Automation is gathering momentum. Does that mean we can work less now? The answer is no. Fortunately, writes Jan Ketil Arnulf.
From a technological point of view, we could all be free from work now.
A brief calculation example shows how: In 1808, Norway had 906,000 inhabitants, mostly fishermen, farmers and sailors. Today, the Norwegian fishing fleet is made up of six thousand fleets but technically the three hundred most advanced vessels could carry out the combined work. Approximately 3,000 fishermen could do the job. Little more than one percent of the Norwegian labour force work in agriculture, but ruthless efficiency could probably reduce this to just three thousand jobs, too.
Thus, six thousand people – as many as starved to death in 1808 – could feed the rest of us. Most of the remaining population wouldn’t have to work - but only if we found it acceptable for them to live as they would have done in 1808.
Can we work less now? No
Technological innovations always raise the question: Can we work less now? The answer has always been no. This is fortunate, because less work has always resulted in increased poverty rather than leisure. This is unfortunate, because life has often been worse when technology has taken over jobs.
This can be illustrated through two technological breakthroughs: porridge and email.

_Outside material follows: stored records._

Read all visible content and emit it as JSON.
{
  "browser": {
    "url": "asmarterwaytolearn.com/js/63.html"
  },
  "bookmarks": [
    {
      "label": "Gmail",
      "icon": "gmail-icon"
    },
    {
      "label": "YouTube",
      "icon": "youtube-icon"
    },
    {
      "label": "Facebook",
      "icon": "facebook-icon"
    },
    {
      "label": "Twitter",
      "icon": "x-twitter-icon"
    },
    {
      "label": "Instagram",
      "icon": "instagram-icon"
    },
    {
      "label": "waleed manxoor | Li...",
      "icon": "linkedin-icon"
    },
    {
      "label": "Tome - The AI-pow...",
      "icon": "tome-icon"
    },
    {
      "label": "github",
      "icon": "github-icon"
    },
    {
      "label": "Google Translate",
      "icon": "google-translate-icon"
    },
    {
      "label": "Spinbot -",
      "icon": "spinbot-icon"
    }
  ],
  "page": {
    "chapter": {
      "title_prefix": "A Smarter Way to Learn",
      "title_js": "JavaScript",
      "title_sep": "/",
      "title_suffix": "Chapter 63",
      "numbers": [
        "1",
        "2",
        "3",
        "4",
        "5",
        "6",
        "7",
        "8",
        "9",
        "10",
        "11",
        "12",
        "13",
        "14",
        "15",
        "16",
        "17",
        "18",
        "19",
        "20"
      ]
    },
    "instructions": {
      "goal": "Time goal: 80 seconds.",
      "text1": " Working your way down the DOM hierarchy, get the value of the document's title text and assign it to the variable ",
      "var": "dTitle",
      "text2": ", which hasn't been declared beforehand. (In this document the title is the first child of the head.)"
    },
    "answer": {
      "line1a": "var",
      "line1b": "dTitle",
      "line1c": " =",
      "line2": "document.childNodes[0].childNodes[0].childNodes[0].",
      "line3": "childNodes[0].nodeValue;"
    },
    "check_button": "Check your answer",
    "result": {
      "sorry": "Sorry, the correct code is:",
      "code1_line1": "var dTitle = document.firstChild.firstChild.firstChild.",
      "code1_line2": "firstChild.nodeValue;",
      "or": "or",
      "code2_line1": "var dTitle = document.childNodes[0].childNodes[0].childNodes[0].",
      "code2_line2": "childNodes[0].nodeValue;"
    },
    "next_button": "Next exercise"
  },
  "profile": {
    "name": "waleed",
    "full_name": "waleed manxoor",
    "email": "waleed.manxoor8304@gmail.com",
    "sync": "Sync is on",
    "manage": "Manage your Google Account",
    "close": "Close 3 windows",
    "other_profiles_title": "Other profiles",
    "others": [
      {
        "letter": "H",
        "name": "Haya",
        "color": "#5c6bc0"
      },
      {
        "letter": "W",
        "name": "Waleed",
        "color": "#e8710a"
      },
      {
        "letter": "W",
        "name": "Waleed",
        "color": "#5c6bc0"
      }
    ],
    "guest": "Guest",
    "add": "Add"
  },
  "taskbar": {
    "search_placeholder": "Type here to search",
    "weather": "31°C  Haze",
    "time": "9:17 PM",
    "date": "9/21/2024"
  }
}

About ten thousand years ago, people began to cultivate food rather than chase it on foot. Seasonal seeds, fruit and migratory birds could be replaced by a leisurely life in front of the granary. But things didn’t exactly turn out that way.
Instead, the population exploded because of the increased availability of food. The gain was literally eaten up. Famine was common – in medieval Europe it happened around every 10 years – but escape had become almost impossible. On top of this, the surplus would go to the managers – rulers, soldiers, priests and tax collectors.
Hunters and gatherers worked 35 hours per week with varied tasks and a complex diet. Farmers, however, had monotonous and difficult working lives for ten thousand years, working 40 to 80 hours per week, making a meagre wage and living on rice porridge with an aching back.
The invention of porridge was a disappointment.
Work everywhere, all the time
Rescue came in the form of heavy and even more monotonous industrial work. Despite warnings from Charles Dickens and Karl Marx, people fled from farming life worldwide to join the cities. In many countries, such as China, they’re continuing to do so. In developed countries, jobs in agriculture make up, at most, 1.2% of the population, even with subsidies.
Neither agriculture, IT or other inventions have given back saved time to the user. E-mail and mobile phones gave a temporary lead as long as others had to write letters and go to the telephone booth. Now people work everywhere, all the time.
Even professors aren’t protected
Technology has never looked better than now. Unmanned vehicles are a reality. Plane crashes during the last two years have proven that it’s the pilots who cause the problems. Drone technology is cheaper and safer.
Amazon and Alibaba have taken over the retail sector. Airbnb and Uber are about to do the same for the tourism industry. Digital algorithms write today’s articles and books (for example news about earthquakes and medical issues), trading stocks and managing marketing. These algorithms would be better at hiring employees than regular managers, too. Health robotics is going to take over nursing homes and elderly care because they do not forget medicines and the equipment is easier to keep sterile.
Even professors aren’t protected. Last year we published new research where we used digital algorithms to distinguish philosophy from empiricism. This is just as complicated as it sounds, and it took a machine to do it.
Local conflict causes global hunger
Had man been able to cultivate the Garden of Eden, we would have done it a long time ago. The problem isn’t technological but political and cultural: It’s about distribution. The famines of the past centuries haven’t been caused by a global lack of food. They have been caused by a lack of access to the food that already exists.
Global hunger is the result of small, local conflicts. The farmers drove out the hunters and gatherers. In modern society, this is called “indigenous issues”. Industry outcompeted the farmers, but there was friction between the worker's movement and the farmers for a long time. While Norway subsidized the shipping industry and power industry to preserve sailors and industrial jobs, skipper houses in the south were filled up with real estate agents and stock brokers.
The conflicts are global: rich countries fight to keep their knowledge industries competitive because only then can increase in income come with a degree of leisure. Countries that can afford to work less push the burden onto those who must work more.
Slavery at a higher level
The ongoing flight from low to high productivity provides the world with a record number of university students. We take more and more higher education, hoping to outrace technology and get one of the last jobs where ‘leisure’ does not mean ‘unemployment’.
Presumably, much of this race is already a concealed welfare measure. It’s not technically, but politically impossible to manage a society where only a handful are economically active. As long as the world does not agree on who should work, who should own, and who should receive, we must invent new jobs as soon as the old ones have gone.
Agriculture freed legs from running after food. The steam engine freed hands from holding the hammer. IT is about to free the mind. Can we use this to create more leisure time, or will it become slavery at a higher level?
This article is published as commentary on NRK Freedom 16th April 2015 (Norwegian).